In September, the Atlantic Coast Conference accepted applications from the Pittsburgh and Syracuse to join the ACC. With the additions, the conference will include 14 teams and stretch across the entire East Coast. After the announcement, Tech athletic director Dan Radakovich spoke at a press conference about the expansion.
What was the timeline of the addition?
It’s been an ongoing process for a year and a half. Over the last three to five weeks they’ve really looked at the landscape of college athletics and said that it’s a good time to ramp up. Our presidents who met for their fall meeting made it a priority on their agenda to approve the applications of those two schools over the weekend. We’re excited about having the Panthers and Orange in the Atlantic Coast Conference, whenever that happens to come to fruition.

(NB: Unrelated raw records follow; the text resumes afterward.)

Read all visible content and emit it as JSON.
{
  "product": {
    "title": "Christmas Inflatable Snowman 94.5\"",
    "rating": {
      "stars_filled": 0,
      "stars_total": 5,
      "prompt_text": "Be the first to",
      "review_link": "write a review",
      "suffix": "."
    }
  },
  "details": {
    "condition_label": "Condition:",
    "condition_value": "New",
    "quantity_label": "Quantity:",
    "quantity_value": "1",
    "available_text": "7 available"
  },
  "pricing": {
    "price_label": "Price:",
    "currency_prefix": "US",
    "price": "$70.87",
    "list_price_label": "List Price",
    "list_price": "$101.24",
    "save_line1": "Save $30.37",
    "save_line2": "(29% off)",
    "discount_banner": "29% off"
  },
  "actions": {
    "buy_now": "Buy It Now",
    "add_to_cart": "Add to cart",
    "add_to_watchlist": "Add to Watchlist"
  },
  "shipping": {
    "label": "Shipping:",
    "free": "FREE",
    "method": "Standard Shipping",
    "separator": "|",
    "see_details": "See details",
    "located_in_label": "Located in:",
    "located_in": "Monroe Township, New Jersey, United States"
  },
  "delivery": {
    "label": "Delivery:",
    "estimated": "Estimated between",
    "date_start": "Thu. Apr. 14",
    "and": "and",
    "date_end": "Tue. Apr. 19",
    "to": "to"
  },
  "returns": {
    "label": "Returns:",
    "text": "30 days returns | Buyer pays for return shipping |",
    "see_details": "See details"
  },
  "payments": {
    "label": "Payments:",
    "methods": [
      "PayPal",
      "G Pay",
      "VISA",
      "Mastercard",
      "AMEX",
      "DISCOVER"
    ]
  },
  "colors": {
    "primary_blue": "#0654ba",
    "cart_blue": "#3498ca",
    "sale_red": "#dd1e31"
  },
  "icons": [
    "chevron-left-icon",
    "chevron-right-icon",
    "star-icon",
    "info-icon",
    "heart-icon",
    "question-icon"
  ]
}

Will this affect planned games against Syracuse in 2015 and 2016?
Even if the Big East decides to keep them in the conference for the mandated 27 months, the ’15 and ’16 seasons fall outside of that window. It would seem prudent for us to look at another opportunity for games in 2015 and 2016.
Were you concerned the ACC would split up?
There was always a lot of solidarity within the conference. Maybe not out in the media, but the conference had a lot of solidarity. That’s why the increase of the exit fee, while one person might look at that as a set of golden handcuffs, it really isn’t. It was something that was driven internally through the conference offices. We felt as a conference that we were always together and wanted to make sure that the main focus was to make the conference better.
Are there plans for division realignment?
None of that has come in to play. The ACC athletic directors will have their normal fall meeting this October, and I’m sure we’ll just touch on that subject at that point in time. The notion of when the teams come in is still rather iffy. I’m sure a lot of work will begin to happen, but no resolution is imminent on that.
What is the potential for even more teams to join the ACC?
I would have to agree with what commissioner [John] Swofford said, that we would not be averse to looking at that. This landscape continues to evolve, and I think that the main goal is to continue to make the ACC a viable national player for years to come, and if those opportunities present themselves, the process that we have in place will allow us to take advantage of that.
What’s your opinion on playing nine in-conference football games per season?
We talked about that the past 12 to 18 months and I think people were split down the middle. I happen to think in our circumstance that playing nine games would in some ways be very positive. … We think it would be a positive for our fan base. Over time we have seen that ACC games for the most part have been very good draws for us as opposed to some out-of-conference games. Not in every circumstance, but for the most part games that matter toward playing for a championship get the fan base very excited.
Will the additional travel be difficult for student-athletes?
Years ago travel from one part of the old Big Eight conference was pretty treacherous. We weren’t making that argument then. I think now as you look at the ways we’re going to move our Olympic sports student-athletes in particular, it is going to be a challenge. But I think there are many opportunities through creative scheduling, travel partners, sending academic personnel on the trips and new innovations on how class material is received by our students. There are a lot of different ways that students today get information from their class than there were 10 years ago. All of those things have to work in concert to make sure that the life-sport balance of our student-athletes is taken into consideration and kept very much in the forefront.
What do you think drew Pittsburgh and Syracuse to the ACC?
I don’t think that the mainstream media picked up on how cohesive the conference was and is. There’s a lot of understanding internally of how positive the conference is to their student-athlete experience. I think we share common goals and understand that student-athletes are important, that the academic missions of the institutions are well aligned. I think that says a lot about how our presidents and faculty reps do their business within the conference. It’s a league of like schools and like-minded individuals. I think that’s very important as we move through this period of conference realignment. There’s also one other very important principle within the conference in that we share revenue, and that’s been a guiding principle within the conference for a long time.